<<<<
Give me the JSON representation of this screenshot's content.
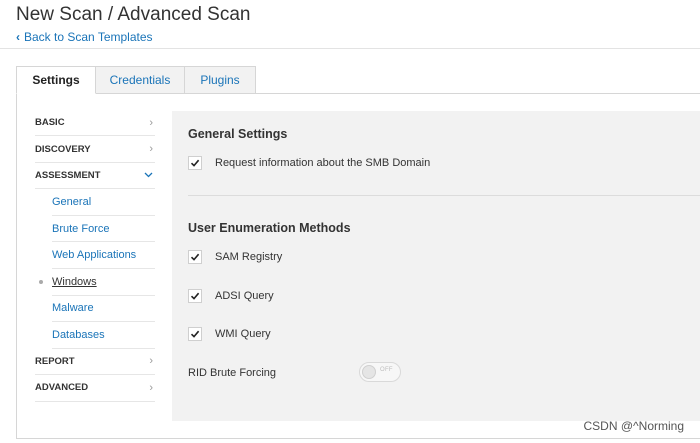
{
  "header": {
    "title": "New Scan / Advanced Scan",
    "back_label": "Back to Scan Templates"
  },
  "tabs": [
    {
      "label": "Settings",
      "active": true
    },
    {
      "label": "Credentials",
      "active": false
    },
    {
      "label": "Plugins",
      "active": false
    }
  ],
  "sidebar": {
    "basic": "BASIC",
    "discovery": "DISCOVERY",
    "assessment": "ASSESSMENT",
    "sub": {
      "general": "General",
      "brute_force": "Brute Force",
      "web_applications": "Web Applications",
      "windows": "Windows",
      "malware": "Malware",
      "databases": "Databases"
    },
    "current": "Windows",
    "report": "REPORT",
    "advanced": "ADVANCED"
  },
  "content": {
    "general_settings": {
      "title": "General Settings",
      "smb_domain": {
        "label": "Request information about the SMB Domain",
        "checked": true
      }
    },
    "user_enumeration": {
      "title": "User Enumeration Methods",
      "sam_registry": {
        "label": "SAM Registry",
        "checked": true
      },
      "adsi_query": {
        "label": "ADSI Query",
        "checked": true
      },
      "wmi_query": {
        "label": "WMI Query",
        "checked": true
      }
    },
    "rid_brute_forcing": {
      "label": "RID Brute Forcing",
      "toggle_text": "OFF",
      "on": false
    }
  },
  "watermark": "CSDN @^Norming",
  "colors": {
    "link": "#1a74b8",
    "panel_bg": "#f2f2f2",
    "border": "#d6d6d6"
  }
}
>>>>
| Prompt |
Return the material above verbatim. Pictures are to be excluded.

| Written answer |
Give me the JSON representation of this screenshot's content.
{
  "header": {
    "title": "New Scan / Advanced Scan",
    "back_label": "Back to Scan Templates"
  },
  "tabs": [
    {
      "label": "Settings",
      "active": true
    },
    {
      "label": "Credentials",
      "active": false
    },
    {
      "label": "Plugins",
      "active": false
    }
  ],
  "sidebar": {
    "basic": "BASIC",
    "discovery": "DISCOVERY",
    "assessment": "ASSESSMENT",
    "sub": {
      "general": "General",
      "brute_force": "Brute Force",
      "web_applications": "Web Applications",
      "windows": "Windows",
      "malware": "Malware",
      "databases": "Databases"
    },
    "current": "Windows",
    "report": "REPORT",
    "advanced": "ADVANCED"
  },
  "content": {
    "general_settings": {
      "title": "General Settings",
      "smb_domain": {
        "label": "Request information about the SMB Domain",
        "checked": true
      }
    },
    "user_enumeration": {
      "title": "User Enumeration Methods",
      "sam_registry": {
        "label": "SAM Registry",
        "checked": true
      },
      "adsi_query": {
        "label": "ADSI Query",
        "checked": true
      },
      "wmi_query": {
        "label": "WMI Query",
        "checked": true
      }
    },
    "rid_brute_forcing": {
      "label": "RID Brute Forcing",
      "toggle_text": "OFF",
      "on": false
    }
  },
  "watermark": "CSDN @^Norming",
  "colors": {
    "link": "#1a74b8",
    "panel_bg": "#f2f2f2",
    "border": "#d6d6d6"
  }
}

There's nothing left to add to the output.